:: RECORDED INFORMATION ::
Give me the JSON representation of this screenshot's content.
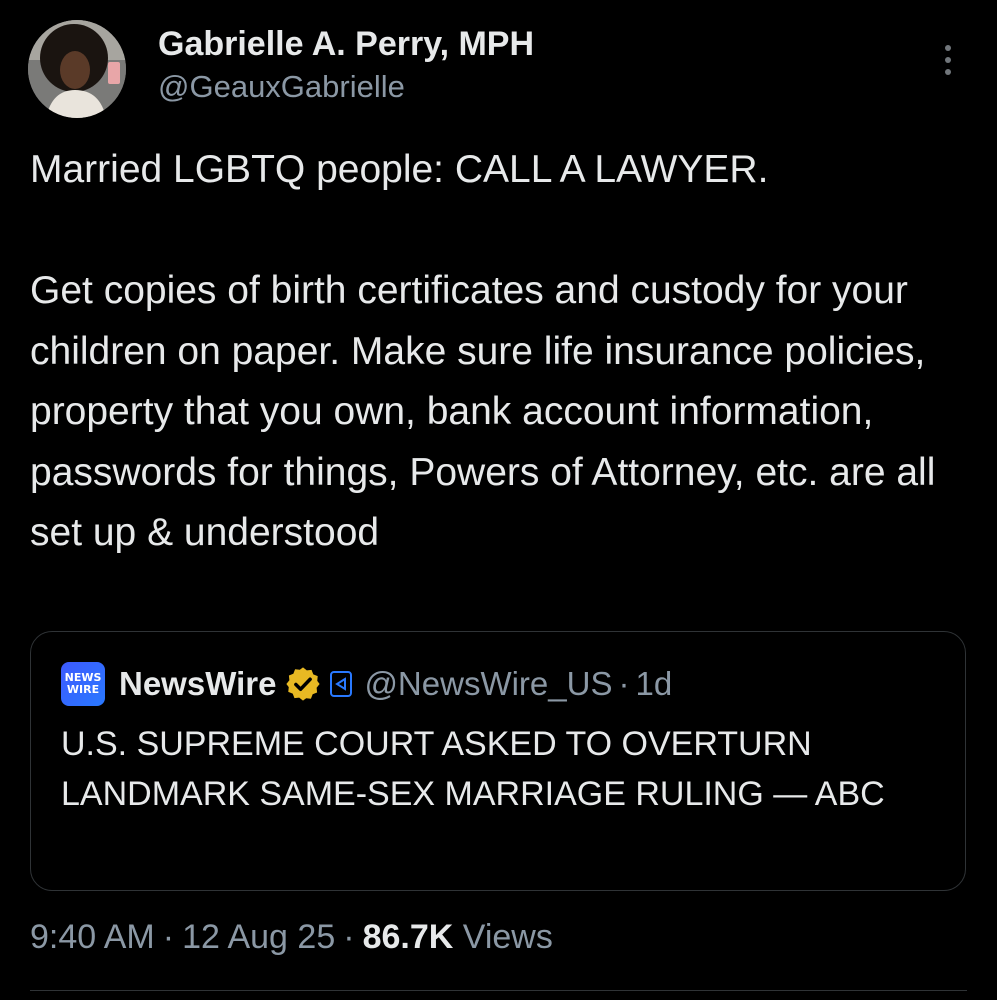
{
  "author": {
    "display_name": "Gabrielle A. Perry, MPH",
    "handle": "@GeauxGabrielle",
    "avatar_icon": "profile-photo"
  },
  "tweet": {
    "text": "Married LGBTQ people: CALL A LAWYER.\n\nGet copies of birth certificates and custody for your children on paper. Make sure life insurance policies, property that you own, bank account information, passwords for things, Powers of Attorney, etc. are all set up & understood"
  },
  "quote": {
    "logo_text": [
      "NEWS",
      "WIRE"
    ],
    "name": "NewsWire",
    "badge_icon": "gold-verified-badge",
    "affiliate_icon": "affiliate-badge",
    "handle": "@NewsWire_US",
    "separator": "·",
    "time": "1d",
    "text": "U.S. SUPREME COURT ASKED TO OVERTURN LANDMARK SAME-SEX MARRIAGE RULING — ABC"
  },
  "meta": {
    "time": "9:40 AM",
    "date": "12 Aug 25",
    "separator": "·",
    "views_count": "86.7K",
    "views_label": "Views"
  },
  "colors": {
    "background": "#000000",
    "text_primary": "#e7e9ea",
    "text_secondary": "#8b98a5",
    "border": "#2f3336",
    "gold_badge": "#e8b923",
    "brand_blue": "#2979ff"
  }
}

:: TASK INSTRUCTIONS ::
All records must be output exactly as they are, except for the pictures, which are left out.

:: REPLY TO THE TASK ::
Give me the JSON representation of this screenshot's content.
{
  "author": {
    "display_name": "Gabrielle A. Perry, MPH",
    "handle": "@GeauxGabrielle",
    "avatar_icon": "profile-photo"
  },
  "tweet": {
    "text": "Married LGBTQ people: CALL A LAWYER.\n\nGet copies of birth certificates and custody for your children on paper. Make sure life insurance policies, property that you own, bank account information, passwords for things, Powers of Attorney, etc. are all set up & understood"
  },
  "quote": {
    "logo_text": [
      "NEWS",
      "WIRE"
    ],
    "name": "NewsWire",
    "badge_icon": "gold-verified-badge",
    "affiliate_icon": "affiliate-badge",
    "handle": "@NewsWire_US",
    "separator": "·",
    "time": "1d",
    "text": "U.S. SUPREME COURT ASKED TO OVERTURN LANDMARK SAME-SEX MARRIAGE RULING — ABC"
  },
  "meta": {
    "time": "9:40 AM",
    "date": "12 Aug 25",
    "separator": "·",
    "views_count": "86.7K",
    "views_label": "Views"
  },
  "colors": {
    "background": "#000000",
    "text_primary": "#e7e9ea",
    "text_secondary": "#8b98a5",
    "border": "#2f3336",
    "gold_badge": "#e8b923",
    "brand_blue": "#2979ff"
  }
}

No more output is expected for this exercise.